A letter signed by 22 U.S. senators to the Department of Homeland Security asks the agency to preserve the Parole in Place program for family members of servicemen and women.(MichaelJung/Adobe Stock)
A letter signed by 22 U.S. senators to the Department of Homeland Security asks the agency to preserve the Parole in Place program for family members of servicemen and women.(MichaelJung/Adobe Stock)
July 12, 2019

SACRAMENTO, Calif. – Immigrants' rights groups say fear is spreading among people in the U.S. military who have undocumented family members, after word that a program that protects their families from deportation may be terminated.

The U.S. Customs and Immigration Service confirms that the "Parole in Place" program is under review, but says no decisions have been made.

Carlos Luna, a chapter president of Green Card Veterans, part of LULAC, the League of United Latin American Citizens Council 5310, says the ICE raids slated to start this weekend have many service members terrified.

"People will be more afraid to open their doors,” Luna warns. “The ones who are active-duty service, they fear going on base with their spouse to do shopping.

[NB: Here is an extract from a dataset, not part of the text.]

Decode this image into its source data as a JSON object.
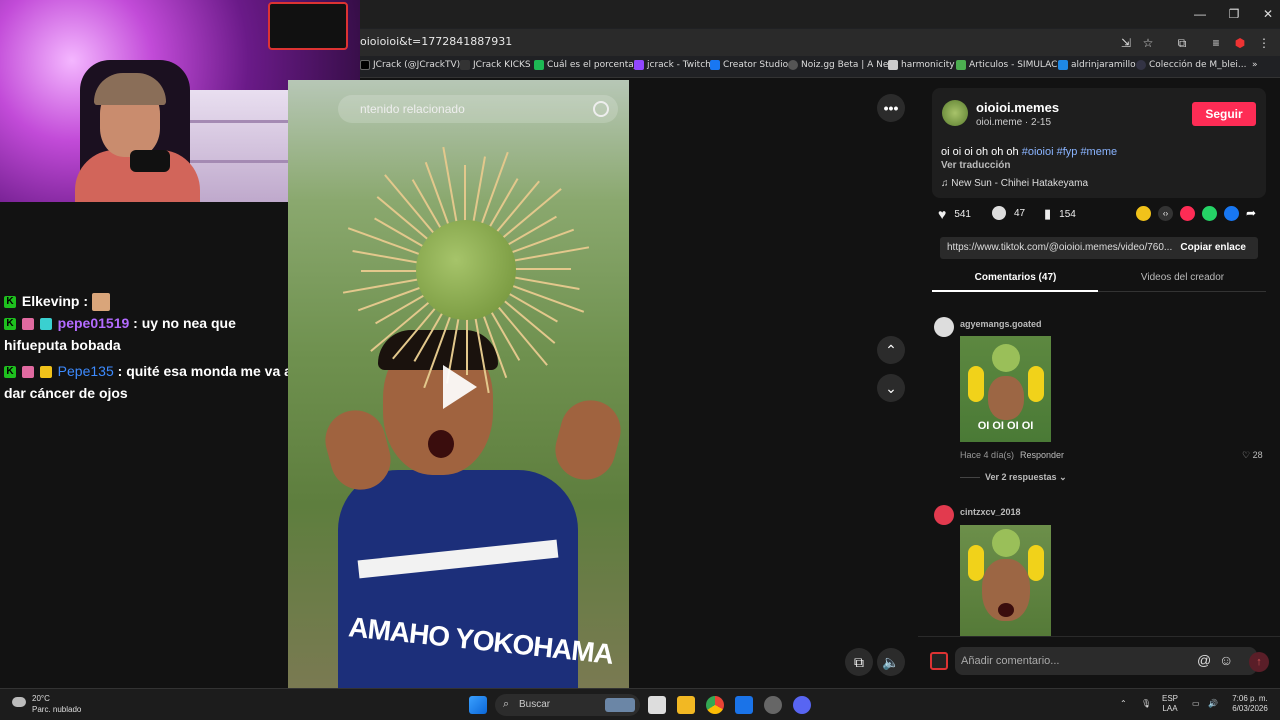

If they have childcare on base, they can't even do that. Our military bases are federal, so they will gladly hand over to ICE any military spouses that may come up on a background check as undocumented."

Sen. Kamala Harris, D-Calif., along with 22 of her colleagues sent a letter to the Department of Homeland Security urging the agency to keep the program intact, saying that ending it would tear families apart and be grossly unfair to those serving in the military.

A few weeks ago, President Donald Trump tweeted that ICE intends to deport millions of undocumented people in the coming months. Luna warns that the deportations that would follow termination of the Parole in Place program would hurt military readiness.

"Servicemembers cannot perform to the best of their ability if they're worried about ICE coming to take away their family,” says Luna. “It not only affects that one individual, it affects their entire unit."

There is no official estimate of how many people have applied for Parole in Place status, as the Department of Defense does not make that data public.

Suzanne Potter, Public News Service - CA